(Exercise) Read through the material below and copy each line in which the word "subtitle" occurs.

(Extracted records)
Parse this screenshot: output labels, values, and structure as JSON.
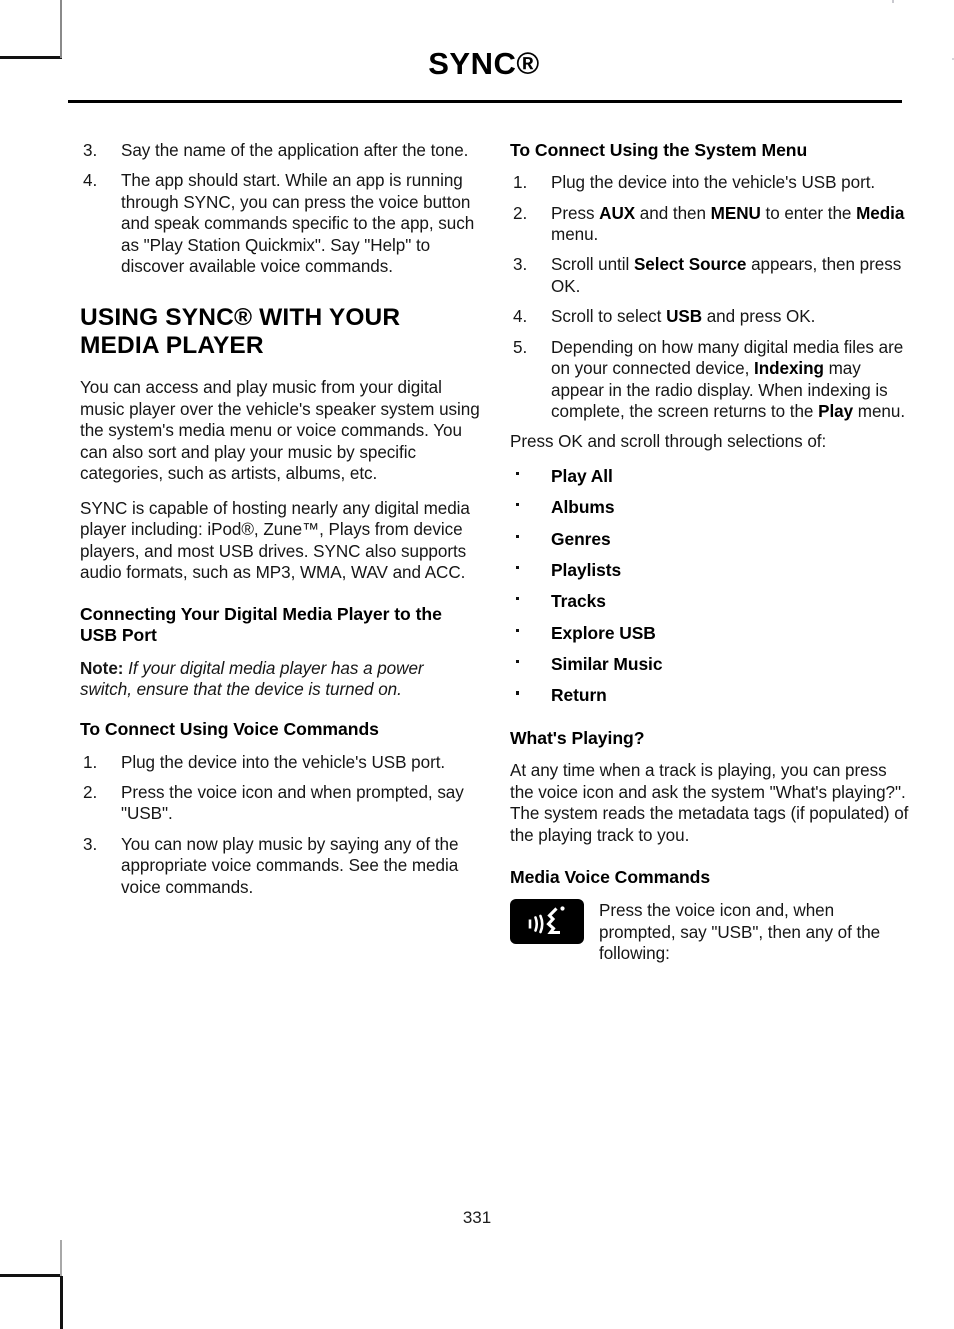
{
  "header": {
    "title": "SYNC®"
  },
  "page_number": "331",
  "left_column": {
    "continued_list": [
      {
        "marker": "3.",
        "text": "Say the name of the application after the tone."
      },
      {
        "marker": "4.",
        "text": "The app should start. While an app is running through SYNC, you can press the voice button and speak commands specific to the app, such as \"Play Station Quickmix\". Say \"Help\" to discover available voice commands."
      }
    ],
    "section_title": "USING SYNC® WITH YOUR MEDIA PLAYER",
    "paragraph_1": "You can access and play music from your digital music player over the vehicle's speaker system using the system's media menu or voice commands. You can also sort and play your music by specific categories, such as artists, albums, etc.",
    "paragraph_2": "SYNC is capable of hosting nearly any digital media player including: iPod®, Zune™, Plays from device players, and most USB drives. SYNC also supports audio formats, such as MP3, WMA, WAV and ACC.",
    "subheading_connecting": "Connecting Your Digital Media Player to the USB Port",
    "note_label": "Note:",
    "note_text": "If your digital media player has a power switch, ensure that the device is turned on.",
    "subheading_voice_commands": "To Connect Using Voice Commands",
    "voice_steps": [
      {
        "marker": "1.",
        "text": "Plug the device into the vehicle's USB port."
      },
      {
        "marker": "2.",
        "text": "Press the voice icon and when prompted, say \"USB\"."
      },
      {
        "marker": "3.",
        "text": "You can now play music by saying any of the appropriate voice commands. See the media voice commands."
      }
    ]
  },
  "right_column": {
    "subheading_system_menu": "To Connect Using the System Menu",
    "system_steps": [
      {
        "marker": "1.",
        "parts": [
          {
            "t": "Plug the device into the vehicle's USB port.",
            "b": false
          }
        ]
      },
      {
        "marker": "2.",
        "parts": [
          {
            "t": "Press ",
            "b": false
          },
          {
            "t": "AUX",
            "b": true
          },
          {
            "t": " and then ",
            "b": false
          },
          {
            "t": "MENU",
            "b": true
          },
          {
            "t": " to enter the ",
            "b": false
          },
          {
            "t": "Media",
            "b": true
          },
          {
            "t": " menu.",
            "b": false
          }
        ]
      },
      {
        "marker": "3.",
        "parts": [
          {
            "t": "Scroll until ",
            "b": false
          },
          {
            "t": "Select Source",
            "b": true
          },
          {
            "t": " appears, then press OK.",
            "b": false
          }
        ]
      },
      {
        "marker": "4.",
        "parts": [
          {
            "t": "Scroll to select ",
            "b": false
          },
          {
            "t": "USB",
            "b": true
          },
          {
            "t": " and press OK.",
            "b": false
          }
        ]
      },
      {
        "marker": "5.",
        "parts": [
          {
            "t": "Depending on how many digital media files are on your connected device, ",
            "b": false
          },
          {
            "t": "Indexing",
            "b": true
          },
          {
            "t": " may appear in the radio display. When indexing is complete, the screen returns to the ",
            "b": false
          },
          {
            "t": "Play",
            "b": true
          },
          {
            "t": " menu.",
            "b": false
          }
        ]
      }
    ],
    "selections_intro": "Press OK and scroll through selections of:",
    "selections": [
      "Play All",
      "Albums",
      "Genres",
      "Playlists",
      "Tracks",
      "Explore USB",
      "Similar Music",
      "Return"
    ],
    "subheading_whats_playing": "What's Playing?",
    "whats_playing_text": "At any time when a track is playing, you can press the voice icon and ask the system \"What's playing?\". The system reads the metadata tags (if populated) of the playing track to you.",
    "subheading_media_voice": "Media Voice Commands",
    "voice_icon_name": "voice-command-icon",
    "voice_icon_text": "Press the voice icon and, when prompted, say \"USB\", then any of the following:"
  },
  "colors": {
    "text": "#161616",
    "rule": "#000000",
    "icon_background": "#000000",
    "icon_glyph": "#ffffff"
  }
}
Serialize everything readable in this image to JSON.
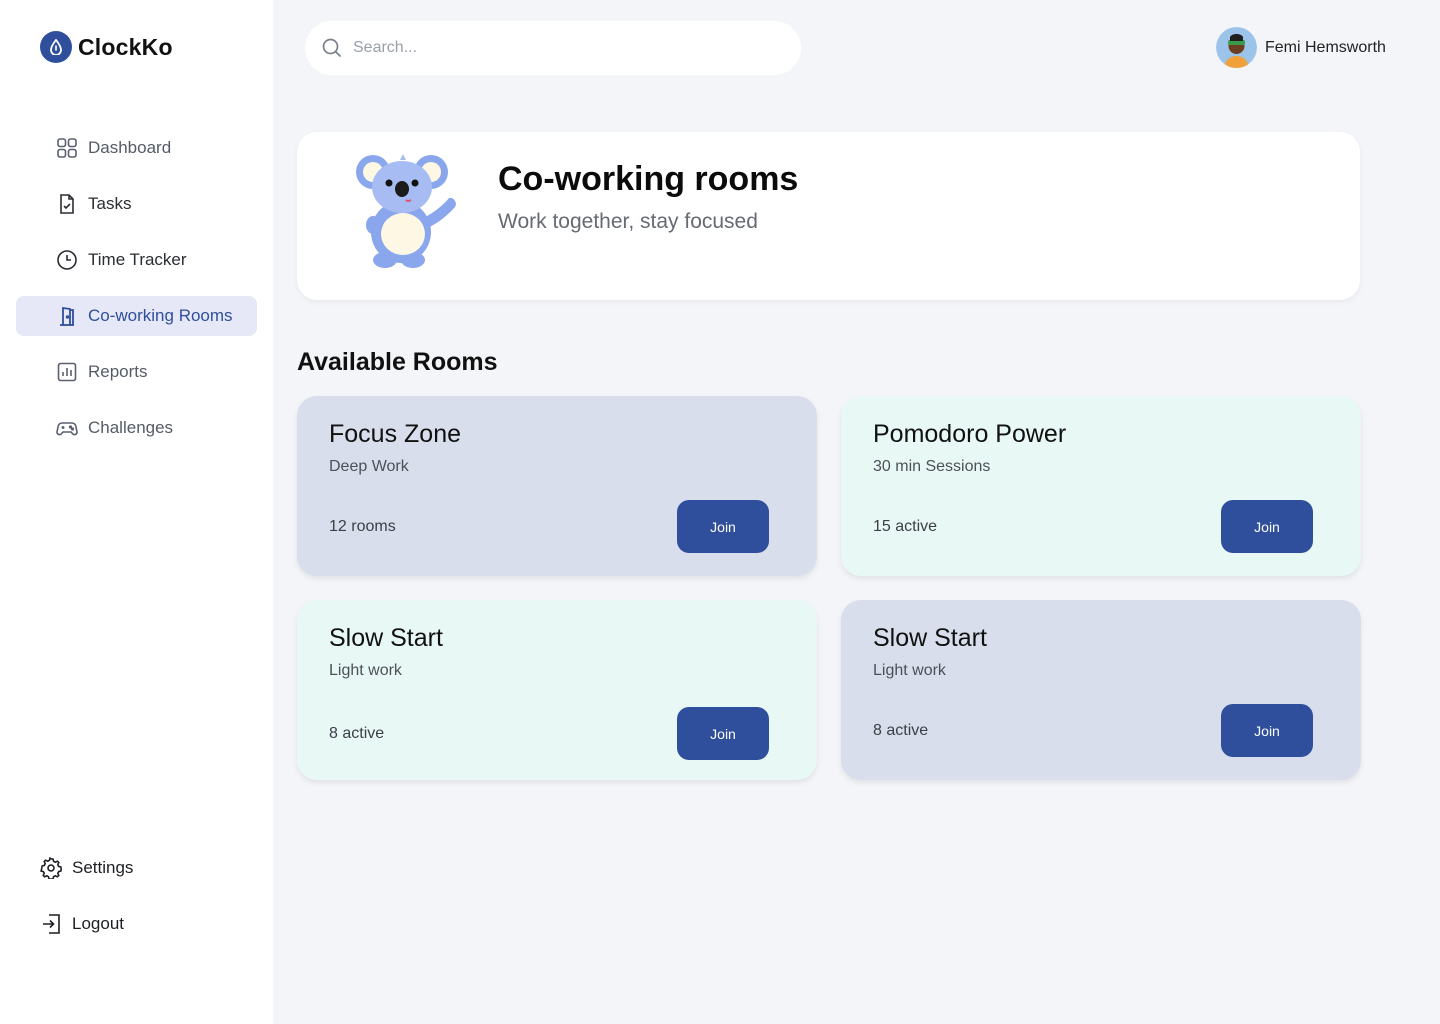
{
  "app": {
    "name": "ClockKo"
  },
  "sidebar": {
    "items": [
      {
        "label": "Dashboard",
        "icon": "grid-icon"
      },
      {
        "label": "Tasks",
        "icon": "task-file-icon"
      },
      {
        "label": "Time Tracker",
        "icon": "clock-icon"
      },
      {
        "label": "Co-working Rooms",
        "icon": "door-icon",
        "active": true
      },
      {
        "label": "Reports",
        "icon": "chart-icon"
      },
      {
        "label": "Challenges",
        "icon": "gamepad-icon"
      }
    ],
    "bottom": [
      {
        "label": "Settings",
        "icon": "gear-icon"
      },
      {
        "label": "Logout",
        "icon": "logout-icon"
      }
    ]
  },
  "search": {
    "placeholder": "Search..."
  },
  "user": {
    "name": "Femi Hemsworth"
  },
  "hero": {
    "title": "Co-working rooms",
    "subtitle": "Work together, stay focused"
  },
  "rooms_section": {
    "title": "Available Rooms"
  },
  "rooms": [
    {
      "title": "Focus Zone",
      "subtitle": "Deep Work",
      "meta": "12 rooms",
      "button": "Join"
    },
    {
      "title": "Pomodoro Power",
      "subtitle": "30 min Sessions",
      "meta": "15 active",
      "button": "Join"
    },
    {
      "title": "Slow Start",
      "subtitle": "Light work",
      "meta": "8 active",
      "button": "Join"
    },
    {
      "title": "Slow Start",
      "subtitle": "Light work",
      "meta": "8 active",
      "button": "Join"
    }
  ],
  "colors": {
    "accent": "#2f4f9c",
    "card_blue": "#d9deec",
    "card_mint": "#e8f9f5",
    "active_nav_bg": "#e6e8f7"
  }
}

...

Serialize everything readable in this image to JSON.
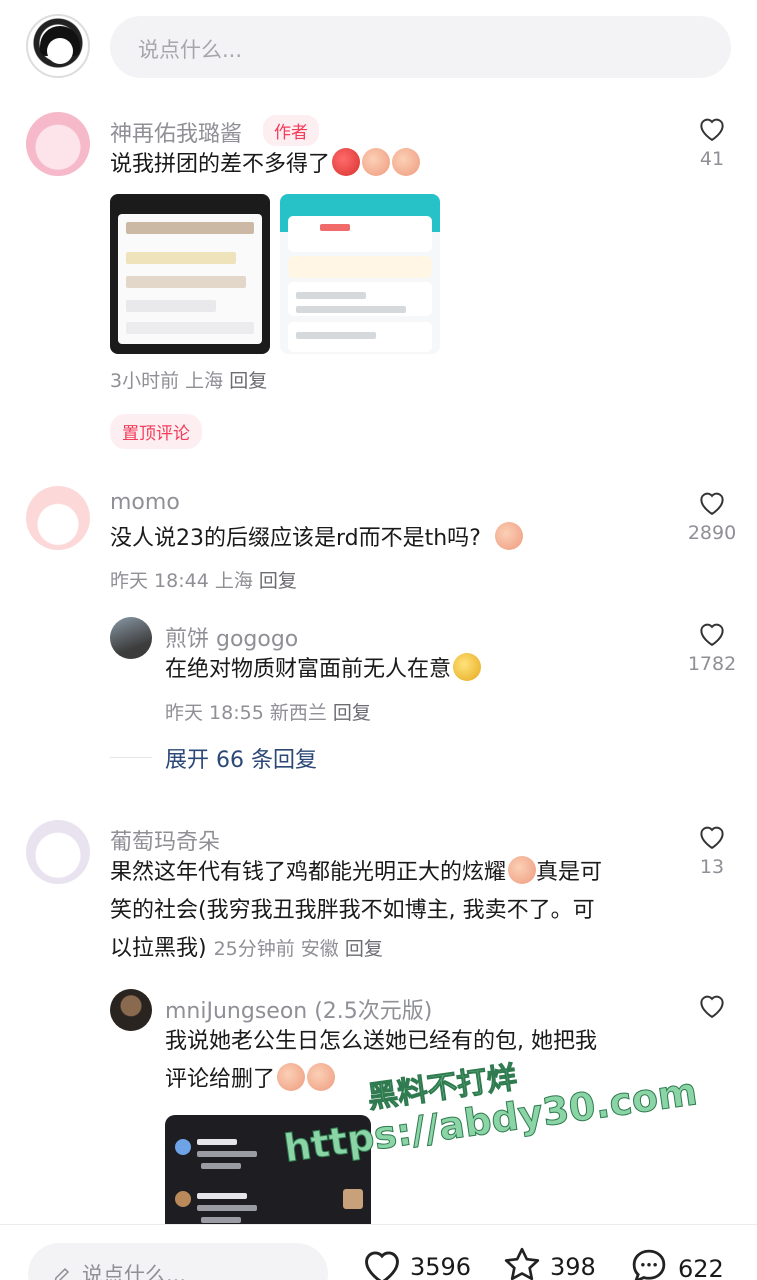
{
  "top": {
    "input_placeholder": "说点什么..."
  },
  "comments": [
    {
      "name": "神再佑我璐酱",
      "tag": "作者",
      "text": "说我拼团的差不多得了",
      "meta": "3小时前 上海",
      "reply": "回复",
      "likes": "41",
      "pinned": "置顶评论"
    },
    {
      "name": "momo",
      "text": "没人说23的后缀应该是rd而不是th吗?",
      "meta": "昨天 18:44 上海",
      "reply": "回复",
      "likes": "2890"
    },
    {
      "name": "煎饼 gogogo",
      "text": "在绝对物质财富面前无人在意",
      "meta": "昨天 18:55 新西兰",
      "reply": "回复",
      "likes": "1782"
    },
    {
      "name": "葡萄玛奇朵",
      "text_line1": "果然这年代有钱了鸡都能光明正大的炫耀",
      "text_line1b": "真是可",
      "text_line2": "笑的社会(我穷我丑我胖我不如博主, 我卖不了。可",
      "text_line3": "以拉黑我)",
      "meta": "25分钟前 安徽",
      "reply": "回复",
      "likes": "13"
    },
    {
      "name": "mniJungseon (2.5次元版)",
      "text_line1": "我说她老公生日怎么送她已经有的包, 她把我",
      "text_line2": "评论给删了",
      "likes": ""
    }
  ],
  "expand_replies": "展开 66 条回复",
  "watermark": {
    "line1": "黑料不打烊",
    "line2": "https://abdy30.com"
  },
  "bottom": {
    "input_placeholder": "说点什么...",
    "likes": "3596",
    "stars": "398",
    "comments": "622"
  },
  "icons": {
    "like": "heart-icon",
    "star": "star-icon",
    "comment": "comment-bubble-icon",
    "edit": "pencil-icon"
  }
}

(Output for this exercise)
    "subtitle": "Work together, stay focused"
      "subtitle": "Deep Work",
      "subtitle": "30 min Sessions",
      "subtitle": "Light work",
      "subtitle": "Light work",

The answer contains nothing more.